A spokesperson for the Ministry of Public Safety wrote in an emailed statement to CBC that "increasing the engagement of Indigenous communities in planning the release of Indigenous offenders is critical to the achievement of correctional results for Indigenous offenders."
They also said the proposed legislation includes terminology to ensure Indigenous people who are incarcerated are not limited in their release options, adding the term "Indigenous Organization" is not defined in the bill.
"That expression has been left open to ensure that it can address the different possibilities of arrangements."
The statement goes on to say, "There has always been the need to enter into an agreement with a governing body linked to the appropriate authorities to carry out the contractual clauses or obligations.

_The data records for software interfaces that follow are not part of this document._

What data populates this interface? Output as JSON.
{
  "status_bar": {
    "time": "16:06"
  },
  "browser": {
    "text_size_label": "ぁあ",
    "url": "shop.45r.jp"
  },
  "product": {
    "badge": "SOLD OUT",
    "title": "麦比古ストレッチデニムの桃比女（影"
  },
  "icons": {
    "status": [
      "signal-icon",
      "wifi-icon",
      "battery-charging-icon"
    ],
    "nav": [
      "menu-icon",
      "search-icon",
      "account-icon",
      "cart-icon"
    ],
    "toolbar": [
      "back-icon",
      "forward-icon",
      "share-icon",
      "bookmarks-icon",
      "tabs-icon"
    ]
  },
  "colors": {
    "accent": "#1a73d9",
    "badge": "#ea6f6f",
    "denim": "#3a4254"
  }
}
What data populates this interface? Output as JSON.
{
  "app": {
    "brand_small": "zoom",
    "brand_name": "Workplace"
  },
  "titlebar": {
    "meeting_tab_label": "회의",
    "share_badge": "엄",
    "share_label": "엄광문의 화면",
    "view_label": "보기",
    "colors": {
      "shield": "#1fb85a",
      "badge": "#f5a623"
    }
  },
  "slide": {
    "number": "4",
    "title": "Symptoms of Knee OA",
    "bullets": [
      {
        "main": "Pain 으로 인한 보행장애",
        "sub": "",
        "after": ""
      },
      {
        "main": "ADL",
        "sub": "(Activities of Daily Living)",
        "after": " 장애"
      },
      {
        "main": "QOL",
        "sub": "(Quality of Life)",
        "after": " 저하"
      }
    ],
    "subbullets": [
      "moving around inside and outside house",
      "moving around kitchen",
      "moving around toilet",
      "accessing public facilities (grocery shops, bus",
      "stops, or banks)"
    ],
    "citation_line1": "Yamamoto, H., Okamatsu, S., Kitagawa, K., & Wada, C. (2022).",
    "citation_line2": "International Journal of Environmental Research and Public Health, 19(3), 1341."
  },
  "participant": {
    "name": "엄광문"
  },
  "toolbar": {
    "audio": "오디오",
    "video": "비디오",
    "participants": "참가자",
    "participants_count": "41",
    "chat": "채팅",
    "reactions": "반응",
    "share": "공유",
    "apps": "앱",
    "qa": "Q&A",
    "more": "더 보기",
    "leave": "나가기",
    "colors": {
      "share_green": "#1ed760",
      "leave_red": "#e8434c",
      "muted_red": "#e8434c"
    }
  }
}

The term 'Indigenous governing body or Indigenous organization' recognizes that agreements and/or contracts must be linked to the appropriate authority and aligns the language in the Act to the reality of entering into contracts."
In reading this response from Public Safety, Pate said she still sees the proposed legislation as being more restrictive than the existing CCRA, which she said uses broader language when it comes to who can play a part in an Indigenous person's release from prison.
"Bill C-83 could significantly undermine the potential of sections 81 and 84 to bring about decarceration, by restricting the scope of these provisions," she said.
Putting Gladue into law for Corrections
Jennifer Metcalfe, executive director of Prisoners' Legal Services, said she shares the concerns raised by Pate.
"It's a real crisis, the overrepresentation, so we need to be making changes that are easier for people to access conditional release and to reintegrate into their community instead of putting in more restrictions," she said.
But Metcalfe also acknowledges there are some promising elements to the legislation.
One of the additional proposed changes to the CCRA specific to Indigenous people spells out that unique systemic and background factors must be taken into consideration by correctional staff in all of their decision-making related to the individual.
It also requires correctional staff to consider the factors that have led to the overrepresentation of Indigenous people in the criminal justice system "and that may have contributed to the offender's involvement in the criminal justice system."
According to a spokesperson from Public Safety Canada, "These factors would include the impacts of residential schools, intergenerational trauma, and the socio-economic circumstances of Indigenous communities, particularly as they relate to rates of unemployment, lower education levels, poverty, addictions and family violence."
These are a formal acknowledgement in law of the requirement established by the Supreme Court of Canada in the 1999 Gladue decision to apply these principles throughout a person's interaction with the criminal justice system.
Bill C-83 has gone through two readings in the House of Commons and has now been referred to the Standing Committee on Public Safety and National Security for review.